Mindful walking

Whether using the principles and body mechanics within Tai Chi or simply applying the principles of mindfulness as you travel, walking meditation is an overlooked practice that helps to ground and connect you to your moving body.  As you walk you pay careful attention to your posture, with every step you take, noticing the texture of the ground and the sensations within the body whilst you breathe deeply into your abdomen.

Dancing Meditation

Dance meditation instructor Julie from Personal Tao describes this as "By moving our bodies, we can connect to and move the soul. We access spirit as this soul or true essence, moving, and in action.

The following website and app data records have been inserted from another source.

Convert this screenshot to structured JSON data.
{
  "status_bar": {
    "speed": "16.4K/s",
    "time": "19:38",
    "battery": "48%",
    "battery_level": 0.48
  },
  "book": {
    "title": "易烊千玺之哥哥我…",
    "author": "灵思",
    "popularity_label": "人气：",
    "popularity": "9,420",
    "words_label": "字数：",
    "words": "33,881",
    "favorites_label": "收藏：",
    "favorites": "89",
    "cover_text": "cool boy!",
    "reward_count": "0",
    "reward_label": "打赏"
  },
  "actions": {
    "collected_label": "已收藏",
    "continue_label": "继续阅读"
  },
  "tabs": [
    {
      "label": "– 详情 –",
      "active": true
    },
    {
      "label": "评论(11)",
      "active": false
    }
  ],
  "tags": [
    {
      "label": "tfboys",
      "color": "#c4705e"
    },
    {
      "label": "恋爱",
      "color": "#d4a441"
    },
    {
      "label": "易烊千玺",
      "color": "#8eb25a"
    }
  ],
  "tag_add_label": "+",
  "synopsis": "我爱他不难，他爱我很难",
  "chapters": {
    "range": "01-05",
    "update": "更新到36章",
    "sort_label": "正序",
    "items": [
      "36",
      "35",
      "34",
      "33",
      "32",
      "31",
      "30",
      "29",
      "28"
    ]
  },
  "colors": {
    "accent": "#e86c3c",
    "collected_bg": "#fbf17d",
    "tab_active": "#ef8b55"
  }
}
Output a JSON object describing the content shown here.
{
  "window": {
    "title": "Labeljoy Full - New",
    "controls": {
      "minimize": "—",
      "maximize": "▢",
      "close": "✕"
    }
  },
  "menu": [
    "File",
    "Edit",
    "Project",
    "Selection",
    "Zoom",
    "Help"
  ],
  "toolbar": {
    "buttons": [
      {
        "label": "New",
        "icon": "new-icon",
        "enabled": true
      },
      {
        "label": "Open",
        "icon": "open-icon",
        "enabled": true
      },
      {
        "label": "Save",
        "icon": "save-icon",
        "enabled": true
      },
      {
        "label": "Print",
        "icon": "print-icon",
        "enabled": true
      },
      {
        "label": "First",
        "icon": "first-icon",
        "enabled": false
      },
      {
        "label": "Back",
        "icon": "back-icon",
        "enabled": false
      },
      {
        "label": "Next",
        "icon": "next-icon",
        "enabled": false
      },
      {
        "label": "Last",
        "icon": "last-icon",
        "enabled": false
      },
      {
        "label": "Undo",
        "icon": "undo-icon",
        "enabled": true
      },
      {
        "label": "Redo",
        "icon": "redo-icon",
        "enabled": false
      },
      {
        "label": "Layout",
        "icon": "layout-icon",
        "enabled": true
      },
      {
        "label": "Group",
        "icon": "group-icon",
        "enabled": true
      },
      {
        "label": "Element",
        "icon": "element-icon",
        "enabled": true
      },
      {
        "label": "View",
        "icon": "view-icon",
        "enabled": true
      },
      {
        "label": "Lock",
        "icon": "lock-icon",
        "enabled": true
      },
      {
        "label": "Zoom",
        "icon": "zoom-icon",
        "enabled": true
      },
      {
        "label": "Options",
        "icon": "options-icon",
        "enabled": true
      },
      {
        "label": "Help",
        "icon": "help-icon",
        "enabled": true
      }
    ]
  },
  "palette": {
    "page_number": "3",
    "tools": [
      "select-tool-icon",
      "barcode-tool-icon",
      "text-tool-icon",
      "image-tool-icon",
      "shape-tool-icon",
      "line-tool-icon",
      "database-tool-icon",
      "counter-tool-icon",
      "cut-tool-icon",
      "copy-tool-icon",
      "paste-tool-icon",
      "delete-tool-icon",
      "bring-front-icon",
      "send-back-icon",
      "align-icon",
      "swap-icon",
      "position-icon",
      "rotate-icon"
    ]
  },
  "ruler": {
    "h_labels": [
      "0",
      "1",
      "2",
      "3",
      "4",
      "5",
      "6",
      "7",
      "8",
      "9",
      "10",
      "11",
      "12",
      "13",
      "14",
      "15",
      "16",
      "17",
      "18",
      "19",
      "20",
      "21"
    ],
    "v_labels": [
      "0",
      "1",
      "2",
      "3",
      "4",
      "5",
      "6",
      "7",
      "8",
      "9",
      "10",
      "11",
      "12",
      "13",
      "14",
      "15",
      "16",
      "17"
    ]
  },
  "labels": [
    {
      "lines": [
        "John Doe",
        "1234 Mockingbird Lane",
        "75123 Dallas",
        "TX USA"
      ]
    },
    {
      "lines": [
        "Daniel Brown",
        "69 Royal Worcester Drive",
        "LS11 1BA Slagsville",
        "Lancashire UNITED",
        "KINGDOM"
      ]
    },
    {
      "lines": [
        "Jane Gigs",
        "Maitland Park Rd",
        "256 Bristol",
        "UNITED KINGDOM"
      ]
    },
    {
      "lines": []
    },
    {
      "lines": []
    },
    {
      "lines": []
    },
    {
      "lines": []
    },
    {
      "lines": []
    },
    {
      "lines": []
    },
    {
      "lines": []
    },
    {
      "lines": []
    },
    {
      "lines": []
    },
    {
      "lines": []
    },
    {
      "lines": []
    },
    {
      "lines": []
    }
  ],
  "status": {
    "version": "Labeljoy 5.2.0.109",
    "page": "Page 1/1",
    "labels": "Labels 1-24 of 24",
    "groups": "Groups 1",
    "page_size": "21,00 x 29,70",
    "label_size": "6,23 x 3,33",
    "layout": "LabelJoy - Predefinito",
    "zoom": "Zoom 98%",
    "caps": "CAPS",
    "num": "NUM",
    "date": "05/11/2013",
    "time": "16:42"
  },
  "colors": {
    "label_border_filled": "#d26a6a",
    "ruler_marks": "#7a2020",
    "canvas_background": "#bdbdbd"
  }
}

We are each a moving meditation and our dance is a reminder of the medicine we hold in our hearts, minds, and bodies."

Classica Chinese Movement Arts

Tai Chi is a slow moving, dynamic physical exercise based on the principles of martial arts and Qigong that combines posture, breath and body awareness. Each movement is performed deliberately with martial intent, connected body mechanics and relaxed muscles.
Qigong is an ancient slow moving physical exercise practice combining the theory of Traditional Chinese medicine with an aligned posture, deep breathing and increased body awareness.
Both Tai Chi and Qigong can be used as a meditation and mindfulness practice.

Share

Similar Posts